Story by Stephanie Ernandes, Photo by Leah Veil
“’Was God trying to kill me?’ the pastor asked a roomful of his fellow earthquake survivors. The man’s eyes were full of tears, his face haunted by abandonment and betrayal. ‘What did I do wrong?’ he asked in a voice barely audible before sitting back down on the grass-padded dirt floor of the church building.”
These were some of the questions asked of Leah Veil and her teammates. They had flown to Walagu, Papua New Guinea, to minister to a group of over 40 pastors and their wives (87 people total), all earthquake victims from the surrounding villages, now seeking refuge in Walagu.
Gathered in a small bamboo church, months after the terrors of the earthquakes – yet still quite shaken, many people stood up and shared similar stories and concerns. The majority of them were desperately trying to figure out answers to questions like: Is God angry? Am I being punished? Does God really answer prayers? Was God not able to help us?
These people had been taken care of physically by the generosity of so many across the world and in PNG. But Leah and her group came to minister to a different need. They’d come to walk through their trauma with them by taking them through a trauma healing/disaster response workshop. They asked them to share their stories, their concerns, and their beliefs about God as a result of the tragedy they were all facing. After much listening and many tears shed, they gently took them to the Word of God.
“For the next several days of the workshop, we talked about God being love. About how, when we turn to Him, our sins are completely forgiven, never to be remembered again. About how He is a loving father to His children. Then we talked about the process of grieving and how to listen well to others who are in pain,” Leah remembered. They finished up with an object lesson about how to take their own pain to Christ.
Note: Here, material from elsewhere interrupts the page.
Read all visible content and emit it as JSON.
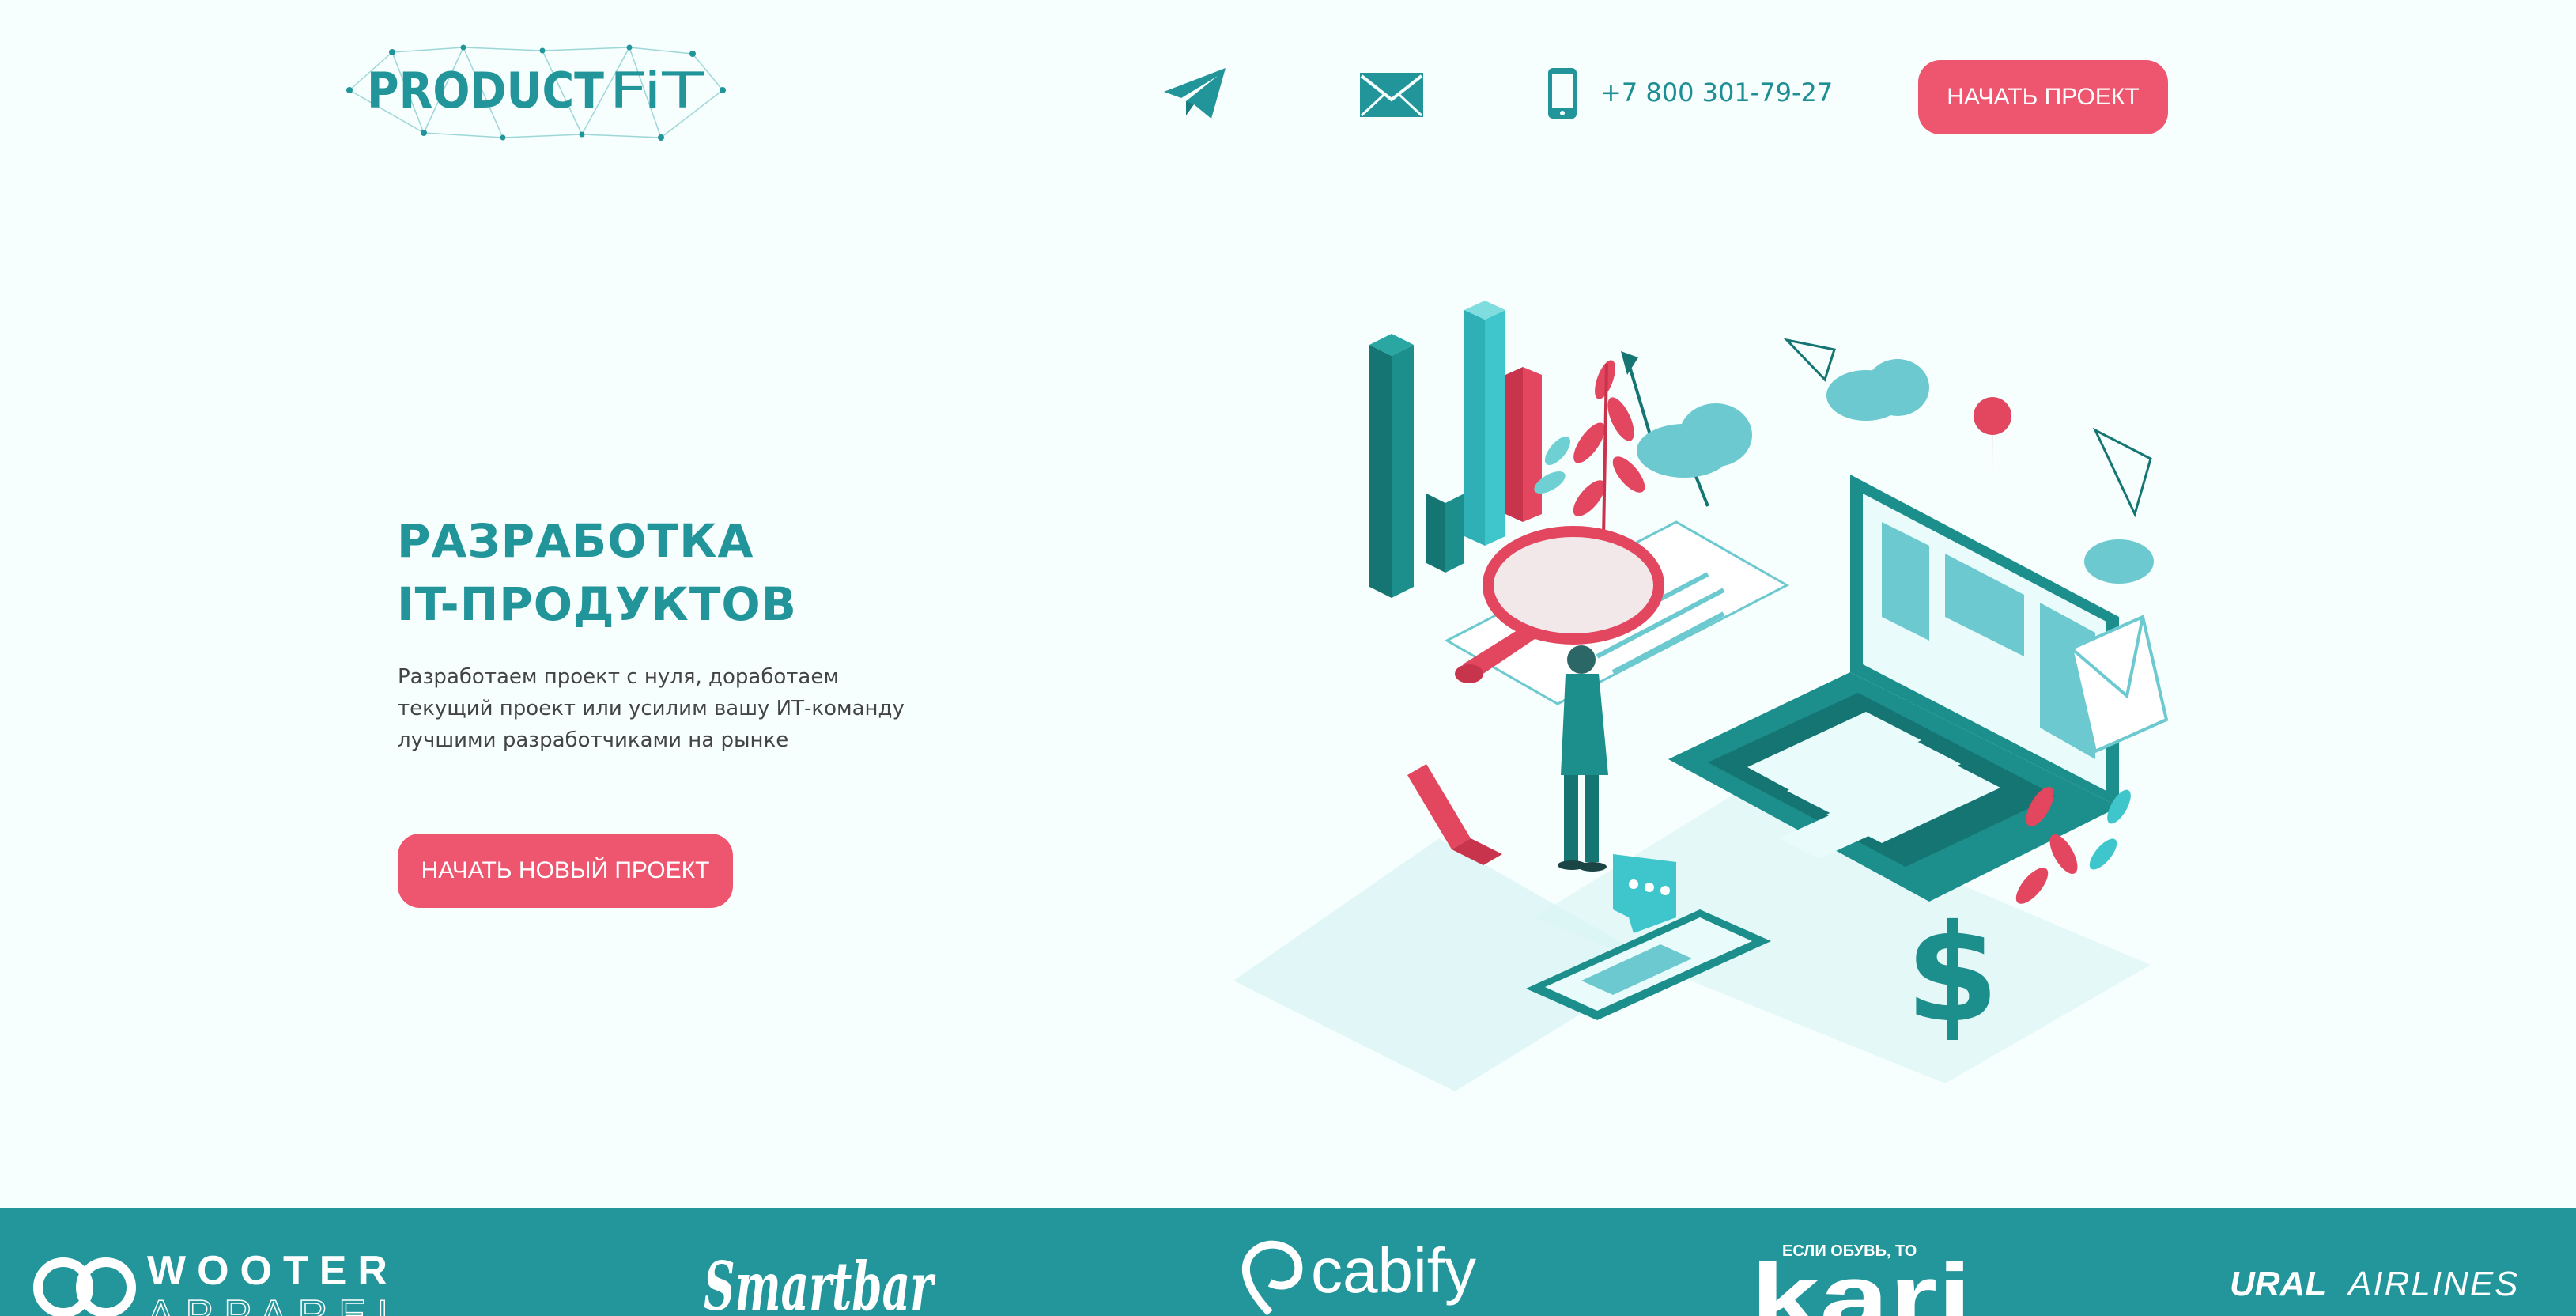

Leah was happy about how God worked in people’s hearts. She recalled, “Afterwards, one man testified that immediately following the earthquake, he’d known that there was no refuge to be found; Not in Walagu, not anywhere. He said he’d lost his faith. Yet, through the working of God’s Spirit during the workshop, he now knew that God loved him. He said, ‘God is our ples hait (refuge). When we leave here to go back to our village, God will be there, too. He will be our ples hait there as well because He loves us and will always be with us.’”